First off, I'm going to tell you that you get a hell of a lot of music with this release. At two discs, which clock in at almost 140 minutes combined, it's a lot of music to digest. Within that over two hour span, there are a lot of good sounds and a couple tracks that are very noteworthy. However, as he does on his second album (this, his first, was released in 1995, then re-released later with a bonus disc of mixes) Let's Get Killed, the disc suffers a bit from the songs simply lingering on too long in several different parts.
As one could tell by the title of the album, much of the music on the disc seems like it could easily play as the soundtrack to a film. Especially the first track "No Man's Land," with chiming bells from a distant tower and flutes over a beat that will make you feel like you're drifting over the cold coast of Ireland. He drops the first of several acid-driven tracks with the tripped-out "Slash The Seats." He hits the dancefloor running with the pounder "Shake Ya Brain" before he completely changes styles with the laid-back loungey feel (and female vocals) on "Gone."

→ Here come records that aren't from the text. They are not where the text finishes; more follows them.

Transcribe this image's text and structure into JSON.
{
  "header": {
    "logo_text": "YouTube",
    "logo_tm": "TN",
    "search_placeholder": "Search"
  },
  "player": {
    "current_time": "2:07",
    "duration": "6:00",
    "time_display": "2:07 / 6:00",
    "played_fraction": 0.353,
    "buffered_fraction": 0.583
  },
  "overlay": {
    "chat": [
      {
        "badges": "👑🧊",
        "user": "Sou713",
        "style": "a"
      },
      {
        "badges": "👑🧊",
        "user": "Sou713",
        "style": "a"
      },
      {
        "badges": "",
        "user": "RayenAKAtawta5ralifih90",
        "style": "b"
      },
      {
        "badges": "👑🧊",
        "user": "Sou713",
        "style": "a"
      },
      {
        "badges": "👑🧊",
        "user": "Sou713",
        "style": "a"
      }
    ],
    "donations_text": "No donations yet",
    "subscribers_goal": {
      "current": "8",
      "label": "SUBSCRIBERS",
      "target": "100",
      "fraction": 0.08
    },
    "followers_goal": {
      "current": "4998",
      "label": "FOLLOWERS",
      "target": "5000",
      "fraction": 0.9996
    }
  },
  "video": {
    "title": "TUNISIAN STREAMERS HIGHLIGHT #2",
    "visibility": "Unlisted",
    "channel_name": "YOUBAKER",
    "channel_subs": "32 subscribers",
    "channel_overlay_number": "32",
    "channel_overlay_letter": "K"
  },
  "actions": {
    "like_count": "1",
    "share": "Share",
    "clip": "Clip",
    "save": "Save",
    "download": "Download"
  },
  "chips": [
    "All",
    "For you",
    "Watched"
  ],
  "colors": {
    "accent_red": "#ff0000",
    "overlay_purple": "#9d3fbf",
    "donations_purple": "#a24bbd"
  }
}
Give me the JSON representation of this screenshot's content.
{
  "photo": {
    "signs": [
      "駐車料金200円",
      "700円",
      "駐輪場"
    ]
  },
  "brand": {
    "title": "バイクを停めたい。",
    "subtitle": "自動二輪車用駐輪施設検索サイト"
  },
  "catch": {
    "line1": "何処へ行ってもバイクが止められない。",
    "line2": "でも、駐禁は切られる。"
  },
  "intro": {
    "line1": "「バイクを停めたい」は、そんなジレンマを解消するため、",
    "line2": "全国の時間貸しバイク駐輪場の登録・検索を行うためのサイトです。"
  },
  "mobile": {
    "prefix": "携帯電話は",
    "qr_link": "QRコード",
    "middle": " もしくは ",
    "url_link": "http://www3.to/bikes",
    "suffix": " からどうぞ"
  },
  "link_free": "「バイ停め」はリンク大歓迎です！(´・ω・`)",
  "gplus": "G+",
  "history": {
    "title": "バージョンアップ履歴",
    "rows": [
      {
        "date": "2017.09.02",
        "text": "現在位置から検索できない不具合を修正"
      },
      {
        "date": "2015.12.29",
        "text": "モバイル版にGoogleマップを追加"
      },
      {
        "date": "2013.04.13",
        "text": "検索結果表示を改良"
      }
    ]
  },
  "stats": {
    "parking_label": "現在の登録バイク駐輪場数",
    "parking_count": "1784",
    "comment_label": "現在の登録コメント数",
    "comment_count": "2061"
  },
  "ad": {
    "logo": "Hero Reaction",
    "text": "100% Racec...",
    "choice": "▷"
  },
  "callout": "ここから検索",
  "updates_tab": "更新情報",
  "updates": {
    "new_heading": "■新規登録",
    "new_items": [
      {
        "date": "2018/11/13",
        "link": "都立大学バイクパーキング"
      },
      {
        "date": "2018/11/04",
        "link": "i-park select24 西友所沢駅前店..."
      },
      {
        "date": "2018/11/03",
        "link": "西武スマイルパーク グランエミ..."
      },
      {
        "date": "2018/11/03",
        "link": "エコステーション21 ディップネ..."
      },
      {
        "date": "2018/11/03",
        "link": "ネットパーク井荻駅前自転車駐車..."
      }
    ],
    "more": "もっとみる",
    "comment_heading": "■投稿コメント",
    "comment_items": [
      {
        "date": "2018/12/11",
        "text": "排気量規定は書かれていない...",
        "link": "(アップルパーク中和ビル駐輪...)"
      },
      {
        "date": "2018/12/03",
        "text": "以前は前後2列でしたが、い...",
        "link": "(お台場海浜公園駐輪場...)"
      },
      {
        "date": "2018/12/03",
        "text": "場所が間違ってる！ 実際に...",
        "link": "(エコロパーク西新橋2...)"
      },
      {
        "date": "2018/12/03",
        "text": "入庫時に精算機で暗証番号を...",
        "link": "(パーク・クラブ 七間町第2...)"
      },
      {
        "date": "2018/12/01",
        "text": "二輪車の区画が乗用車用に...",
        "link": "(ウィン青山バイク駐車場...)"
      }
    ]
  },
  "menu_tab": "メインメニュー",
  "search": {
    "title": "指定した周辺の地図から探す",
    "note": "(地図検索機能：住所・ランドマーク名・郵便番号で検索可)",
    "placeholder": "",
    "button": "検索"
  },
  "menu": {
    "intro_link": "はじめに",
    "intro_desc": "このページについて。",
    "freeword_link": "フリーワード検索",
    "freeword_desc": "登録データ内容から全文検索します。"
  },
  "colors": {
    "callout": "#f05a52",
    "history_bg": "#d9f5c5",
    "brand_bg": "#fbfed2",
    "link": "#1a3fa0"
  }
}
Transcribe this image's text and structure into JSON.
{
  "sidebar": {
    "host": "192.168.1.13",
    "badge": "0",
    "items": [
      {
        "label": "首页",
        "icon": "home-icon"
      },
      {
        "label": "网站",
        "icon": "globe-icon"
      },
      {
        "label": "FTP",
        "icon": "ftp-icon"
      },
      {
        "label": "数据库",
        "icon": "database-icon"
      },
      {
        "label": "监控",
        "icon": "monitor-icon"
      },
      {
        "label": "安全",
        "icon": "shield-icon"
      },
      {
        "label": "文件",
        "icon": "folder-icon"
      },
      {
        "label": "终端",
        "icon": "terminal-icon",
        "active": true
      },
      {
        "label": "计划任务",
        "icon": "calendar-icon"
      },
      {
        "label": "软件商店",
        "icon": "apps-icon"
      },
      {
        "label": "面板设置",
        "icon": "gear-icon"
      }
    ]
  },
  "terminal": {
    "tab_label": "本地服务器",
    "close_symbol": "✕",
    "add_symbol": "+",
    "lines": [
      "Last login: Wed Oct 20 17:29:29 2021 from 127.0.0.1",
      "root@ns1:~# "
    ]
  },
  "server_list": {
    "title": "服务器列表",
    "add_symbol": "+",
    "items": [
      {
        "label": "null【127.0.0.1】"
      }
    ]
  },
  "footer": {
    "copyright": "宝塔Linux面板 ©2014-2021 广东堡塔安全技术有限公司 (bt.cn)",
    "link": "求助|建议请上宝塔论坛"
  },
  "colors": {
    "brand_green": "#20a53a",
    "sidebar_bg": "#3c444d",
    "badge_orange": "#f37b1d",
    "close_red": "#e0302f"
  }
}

On a track that sounds like something inspired by Plastikman himself (with a rather fitting title), Holmes goes into a rather minimal dancefloor style on "Minus 61 In Detroit." It's a super-long track with a slow progression that works better than a few of the other longer numbers on the disc simply because it seems to know where it's going rather than lingering about and replaying the same bits over and over again. Perhaps the only track on the disc that really fits with the dark cover art (that looks like it came from a serial killers private art collection) is the rather haunting "Inspired By Leyburn." After starting out with a bit of rambling ambience (with a nice dirty guitar bit over it all), a super-grimy beat rumbles in and gives it some backbone.
Although the second disc is sort of a bonus, it does have some great tracks. Although it's dominated by remixes of the track "Gone" (including the excellent one by Kruder And Dorfmeister, also available on their K & D Sessions release), the real winners are the other tracks included. Two of these is the slick drum and bass reworking of "Freaknik" from Let's Get Killed, called "Mosh It" (that was also on a Jockey Slut comp a couple years back) and the sinister sounding "Connencting Flight Syndrome."
Since it's Holmes first album, it is a little different than his newer releases, and so even if you've liked his newer stuff, it's definitely not a guarantee you'll like this. As mentioned above, some of the tracks could have probably benefitted from a little bit of trimming, but there's also a lot of pretty good music to be heard as well, especially for a debut.